Source data:

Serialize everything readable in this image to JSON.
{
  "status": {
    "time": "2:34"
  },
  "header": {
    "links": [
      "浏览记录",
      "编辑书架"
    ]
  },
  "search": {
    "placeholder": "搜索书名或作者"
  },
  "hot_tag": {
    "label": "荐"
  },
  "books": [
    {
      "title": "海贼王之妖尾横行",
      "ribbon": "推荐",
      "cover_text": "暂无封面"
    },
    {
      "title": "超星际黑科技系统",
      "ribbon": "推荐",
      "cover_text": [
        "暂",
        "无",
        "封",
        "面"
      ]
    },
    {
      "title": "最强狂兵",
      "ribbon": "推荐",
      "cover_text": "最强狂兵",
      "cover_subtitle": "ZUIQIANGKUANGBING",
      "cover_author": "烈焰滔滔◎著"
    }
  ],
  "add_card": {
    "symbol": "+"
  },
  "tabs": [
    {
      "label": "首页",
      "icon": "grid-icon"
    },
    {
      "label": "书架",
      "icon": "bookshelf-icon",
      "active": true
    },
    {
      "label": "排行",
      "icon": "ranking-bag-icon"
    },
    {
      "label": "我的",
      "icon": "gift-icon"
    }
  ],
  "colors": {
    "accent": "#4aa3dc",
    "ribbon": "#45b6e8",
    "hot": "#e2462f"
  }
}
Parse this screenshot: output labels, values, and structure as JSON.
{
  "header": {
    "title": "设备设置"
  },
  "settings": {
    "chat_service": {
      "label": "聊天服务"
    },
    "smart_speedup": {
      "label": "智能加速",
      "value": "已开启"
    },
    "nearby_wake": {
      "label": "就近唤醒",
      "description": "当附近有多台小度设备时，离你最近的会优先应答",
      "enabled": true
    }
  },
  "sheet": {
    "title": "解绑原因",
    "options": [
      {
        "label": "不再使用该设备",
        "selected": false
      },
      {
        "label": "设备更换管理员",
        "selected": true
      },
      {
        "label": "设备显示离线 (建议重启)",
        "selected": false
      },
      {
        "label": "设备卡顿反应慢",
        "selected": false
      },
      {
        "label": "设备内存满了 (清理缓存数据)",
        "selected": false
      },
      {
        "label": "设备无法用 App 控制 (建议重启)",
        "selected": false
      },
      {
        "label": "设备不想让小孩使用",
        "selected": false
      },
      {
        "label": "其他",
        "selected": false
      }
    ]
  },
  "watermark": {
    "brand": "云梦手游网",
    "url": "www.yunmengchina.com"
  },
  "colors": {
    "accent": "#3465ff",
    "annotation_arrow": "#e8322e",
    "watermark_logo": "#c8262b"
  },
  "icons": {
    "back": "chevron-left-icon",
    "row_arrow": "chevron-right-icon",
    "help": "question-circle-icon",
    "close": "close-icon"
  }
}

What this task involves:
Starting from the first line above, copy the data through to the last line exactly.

Your response:
Serialize everything readable in this image to JSON.
{
  "status": {
    "time": "2:34"
  },
  "header": {
    "links": [
      "浏览记录",
      "编辑书架"
    ]
  },
  "search": {
    "placeholder": "搜索书名或作者"
  },
  "hot_tag": {
    "label": "荐"
  },
  "books": [
    {
      "title": "海贼王之妖尾横行",
      "ribbon": "推荐",
      "cover_text": "暂无封面"
    },
    {
      "title": "超星际黑科技系统",
      "ribbon": "推荐",
      "cover_text": [
        "暂",
        "无",
        "封",
        "面"
      ]
    },
    {
      "title": "最强狂兵",
      "ribbon": "推荐",
      "cover_text": "最强狂兵",
      "cover_subtitle": "ZUIQIANGKUANGBING",
      "cover_author": "烈焰滔滔◎著"
    }
  ],
  "add_card": {
    "symbol": "+"
  },
  "tabs": [
    {
      "label": "首页",
      "icon": "grid-icon"
    },
    {
      "label": "书架",
      "icon": "bookshelf-icon",
      "active": true
    },
    {
      "label": "排行",
      "icon": "ranking-bag-icon"
    },
    {
      "label": "我的",
      "icon": "gift-icon"
    }
  ],
  "colors": {
    "accent": "#4aa3dc",
    "ribbon": "#45b6e8",
    "hot": "#e2462f"
  }
}
Parse this screenshot: output labels, values, and structure as JSON.
{
  "header": {
    "title": "设备设置"
  },
  "settings": {
    "chat_service": {
      "label": "聊天服务"
    },
    "smart_speedup": {
      "label": "智能加速",
      "value": "已开启"
    },
    "nearby_wake": {
      "label": "就近唤醒",
      "description": "当附近有多台小度设备时，离你最近的会优先应答",
      "enabled": true
    }
  },
  "sheet": {
    "title": "解绑原因",
    "options": [
      {
        "label": "不再使用该设备",
        "selected": false
      },
      {
        "label": "设备更换管理员",
        "selected": true
      },
      {
        "label": "设备显示离线 (建议重启)",
        "selected": false
      },
      {
        "label": "设备卡顿反应慢",
        "selected": false
      },
      {
        "label": "设备内存满了 (清理缓存数据)",
        "selected": false
      },
      {
        "label": "设备无法用 App 控制 (建议重启)",
        "selected": false
      },
      {
        "label": "设备不想让小孩使用",
        "selected": false
      },
      {
        "label": "其他",
        "selected": false
      }
    ]
  },
  "watermark": {
    "brand": "云梦手游网",
    "url": "www.yunmengchina.com"
  },
  "colors": {
    "accent": "#3465ff",
    "annotation_arrow": "#e8322e",
    "watermark_logo": "#c8262b"
  },
  "icons": {
    "back": "chevron-left-icon",
    "row_arrow": "chevron-right-icon",
    "help": "question-circle-icon",
    "close": "close-icon"
  }
}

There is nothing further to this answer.